The thing is, hindsight teaches me that I am indeed vexatious and contrary for absolutely no reason at all. But in the moment, when led by The Rage, it all feels so darned real. Hulk-level real.
My PMS Is Awful
The second symptom I experience is a sadness that encompasses my whole body, a sadness that is less emotion and just a complete sense of absolute emptiness. I feel like the world is about to end, a sense of impending doom so bad that I can’t see past the next couple of hours: it’s just me, my heavy heart and a whole lot of void.
It’s different to a reactionary sadness and I know again it comes from somewhere in me, but by god once again it feels so bloody real. Like my life will never again afford me a sliver of sunshine piercing the darkness of my cold heart. It basically makes me feel like a dementor, but less fun at parties.
It’s hard to have a life (or a job) when I have PMS. One of the most obvious symptoms is a horrendous fatigue and, when coupled with said rage and darkness, it’s quite simply safer to retire to my bed during this time in the manner of a consumptive member of the Victorian-era aristocracy. But because life doesn’t work that way I generally have to Just Keep Going, come hell or high water (or high rage). Which means lots of cups of tea, lots of sugar (I don’t even like sugar), lots of hand-wringing and an extreme amount of self-pity.
It’s not that I don’t like being a woman. Patriarchy battles aside, my femininity and enjoyment of all it entails are some of the loveliest most fun bits about life. And yet, by god, at this time of the month I sometimes so wish I could feel relaxed wearing a pair of white jeans.
When my PMS is awful I do a few things to minimise the effects of the rage, the emptiness, and the feeling of my uterus turning itself inside-out. A hot water bottle permanently clutched to my abdomen like a Kangeroo carrying her joey (a heating pad when pain relief needs to be a bit more portable). Agnus Castus and magnesium, to try and halt the sadness, rage and awful boob pain (I don’t know if it’s the placebo effect, but it seems to help). Cycle tracking apps so I can at least anticipate what’s to come (Clue pops up with a chirpy message around day 28 to advise me to expect my life to implode with PMS, which is fun).
My PMS is awful but I still feel proud I get through it every month. One of my favourite sayings when it comes to my period is “I can do anything you can do bleeding” and I stand by it: when you think about it in these terms we are warriors to be able to go about our daily lives while our insides and brains are in turmoil.

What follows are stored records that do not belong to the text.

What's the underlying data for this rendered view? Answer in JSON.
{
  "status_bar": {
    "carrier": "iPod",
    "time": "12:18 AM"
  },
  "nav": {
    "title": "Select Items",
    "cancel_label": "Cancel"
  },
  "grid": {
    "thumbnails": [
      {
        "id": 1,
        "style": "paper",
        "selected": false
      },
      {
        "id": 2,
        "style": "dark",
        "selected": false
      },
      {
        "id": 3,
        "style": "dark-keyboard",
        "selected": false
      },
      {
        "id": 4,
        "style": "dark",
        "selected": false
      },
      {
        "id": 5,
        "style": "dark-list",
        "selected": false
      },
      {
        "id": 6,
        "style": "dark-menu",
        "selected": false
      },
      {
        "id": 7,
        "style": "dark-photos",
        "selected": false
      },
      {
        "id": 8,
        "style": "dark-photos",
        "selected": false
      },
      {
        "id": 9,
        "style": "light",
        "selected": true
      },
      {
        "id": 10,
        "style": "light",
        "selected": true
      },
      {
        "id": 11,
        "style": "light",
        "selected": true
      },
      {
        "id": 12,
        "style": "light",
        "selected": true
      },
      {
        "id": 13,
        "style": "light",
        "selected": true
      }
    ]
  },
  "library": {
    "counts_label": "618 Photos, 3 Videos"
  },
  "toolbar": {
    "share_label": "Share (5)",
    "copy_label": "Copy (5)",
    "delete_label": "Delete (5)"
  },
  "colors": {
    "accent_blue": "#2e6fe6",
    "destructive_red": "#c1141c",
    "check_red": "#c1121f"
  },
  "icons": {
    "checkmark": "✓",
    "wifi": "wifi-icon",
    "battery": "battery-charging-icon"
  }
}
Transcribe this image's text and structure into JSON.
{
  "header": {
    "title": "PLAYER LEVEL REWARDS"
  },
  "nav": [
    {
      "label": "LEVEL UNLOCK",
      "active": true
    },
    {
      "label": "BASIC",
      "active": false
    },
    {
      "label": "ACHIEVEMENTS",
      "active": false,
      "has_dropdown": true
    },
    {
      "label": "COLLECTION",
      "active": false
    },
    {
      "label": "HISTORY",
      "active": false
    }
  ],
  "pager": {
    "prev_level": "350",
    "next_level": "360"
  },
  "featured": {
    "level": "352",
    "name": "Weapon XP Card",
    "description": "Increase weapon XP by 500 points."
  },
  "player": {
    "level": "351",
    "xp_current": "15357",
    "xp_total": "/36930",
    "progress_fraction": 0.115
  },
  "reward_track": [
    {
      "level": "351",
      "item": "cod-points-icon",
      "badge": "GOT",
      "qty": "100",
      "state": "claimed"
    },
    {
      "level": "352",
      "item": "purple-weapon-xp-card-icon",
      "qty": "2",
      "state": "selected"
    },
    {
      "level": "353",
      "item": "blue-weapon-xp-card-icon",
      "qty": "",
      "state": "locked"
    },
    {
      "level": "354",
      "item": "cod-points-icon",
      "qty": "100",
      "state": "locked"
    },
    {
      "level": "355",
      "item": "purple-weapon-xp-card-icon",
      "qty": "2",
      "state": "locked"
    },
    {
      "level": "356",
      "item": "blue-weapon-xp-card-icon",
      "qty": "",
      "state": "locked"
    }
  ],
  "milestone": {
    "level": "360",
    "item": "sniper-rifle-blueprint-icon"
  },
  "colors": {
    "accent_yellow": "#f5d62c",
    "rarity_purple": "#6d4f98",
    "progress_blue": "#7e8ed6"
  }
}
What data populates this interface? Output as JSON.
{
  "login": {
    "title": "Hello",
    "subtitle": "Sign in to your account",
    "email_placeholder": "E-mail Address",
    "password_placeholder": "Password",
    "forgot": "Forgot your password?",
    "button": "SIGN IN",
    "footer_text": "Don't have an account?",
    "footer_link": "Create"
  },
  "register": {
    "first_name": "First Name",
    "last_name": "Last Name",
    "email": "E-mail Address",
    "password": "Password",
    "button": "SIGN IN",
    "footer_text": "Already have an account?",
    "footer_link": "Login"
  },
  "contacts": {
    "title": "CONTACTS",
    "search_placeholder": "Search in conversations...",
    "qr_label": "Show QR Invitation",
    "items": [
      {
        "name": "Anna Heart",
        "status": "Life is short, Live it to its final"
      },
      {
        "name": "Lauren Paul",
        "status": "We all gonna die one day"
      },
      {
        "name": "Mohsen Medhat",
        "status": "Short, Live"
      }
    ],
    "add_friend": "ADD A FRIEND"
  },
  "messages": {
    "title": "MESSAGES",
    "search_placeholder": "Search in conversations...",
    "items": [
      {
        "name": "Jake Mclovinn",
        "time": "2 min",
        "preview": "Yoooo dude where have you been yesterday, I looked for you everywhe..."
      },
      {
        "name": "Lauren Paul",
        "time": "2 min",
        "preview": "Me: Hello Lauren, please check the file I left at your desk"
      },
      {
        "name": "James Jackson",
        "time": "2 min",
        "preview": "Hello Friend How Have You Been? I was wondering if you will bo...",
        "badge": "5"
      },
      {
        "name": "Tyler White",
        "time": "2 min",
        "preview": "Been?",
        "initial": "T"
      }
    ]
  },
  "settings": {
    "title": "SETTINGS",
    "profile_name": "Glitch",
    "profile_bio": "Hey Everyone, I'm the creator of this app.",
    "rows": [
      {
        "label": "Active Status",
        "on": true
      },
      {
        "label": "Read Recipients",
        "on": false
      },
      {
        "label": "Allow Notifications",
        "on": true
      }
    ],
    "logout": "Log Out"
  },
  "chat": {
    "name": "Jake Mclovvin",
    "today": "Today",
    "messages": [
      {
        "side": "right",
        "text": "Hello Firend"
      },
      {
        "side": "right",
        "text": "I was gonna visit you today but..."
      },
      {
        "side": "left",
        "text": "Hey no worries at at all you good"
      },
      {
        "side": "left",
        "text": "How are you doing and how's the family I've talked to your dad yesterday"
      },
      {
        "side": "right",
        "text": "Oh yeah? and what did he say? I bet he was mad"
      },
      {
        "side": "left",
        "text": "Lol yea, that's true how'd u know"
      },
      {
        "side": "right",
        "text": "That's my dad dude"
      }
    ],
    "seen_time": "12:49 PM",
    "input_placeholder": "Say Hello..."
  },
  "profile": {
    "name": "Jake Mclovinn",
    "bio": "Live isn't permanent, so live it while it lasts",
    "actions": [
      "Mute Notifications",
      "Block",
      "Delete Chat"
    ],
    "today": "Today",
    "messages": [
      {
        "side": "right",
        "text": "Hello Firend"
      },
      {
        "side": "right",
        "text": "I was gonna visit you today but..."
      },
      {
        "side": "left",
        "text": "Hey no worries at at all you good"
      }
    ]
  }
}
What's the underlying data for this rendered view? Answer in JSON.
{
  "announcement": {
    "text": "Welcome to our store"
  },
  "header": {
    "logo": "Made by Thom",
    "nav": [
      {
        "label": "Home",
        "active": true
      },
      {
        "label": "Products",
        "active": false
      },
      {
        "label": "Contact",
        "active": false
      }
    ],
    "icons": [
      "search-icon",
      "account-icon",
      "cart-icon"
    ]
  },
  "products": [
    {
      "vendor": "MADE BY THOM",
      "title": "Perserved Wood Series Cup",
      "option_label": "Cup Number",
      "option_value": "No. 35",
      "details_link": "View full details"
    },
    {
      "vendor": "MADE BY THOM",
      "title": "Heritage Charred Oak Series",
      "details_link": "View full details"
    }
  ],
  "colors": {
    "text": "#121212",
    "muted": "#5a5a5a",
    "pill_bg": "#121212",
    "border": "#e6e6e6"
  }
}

I’m not sure PMS is what Geri Halliwell had in mind when she coined ‘Girl Power’ but sod it, I’m taking my end-of-cycle ‘strong woman’ badge of honour and running with it.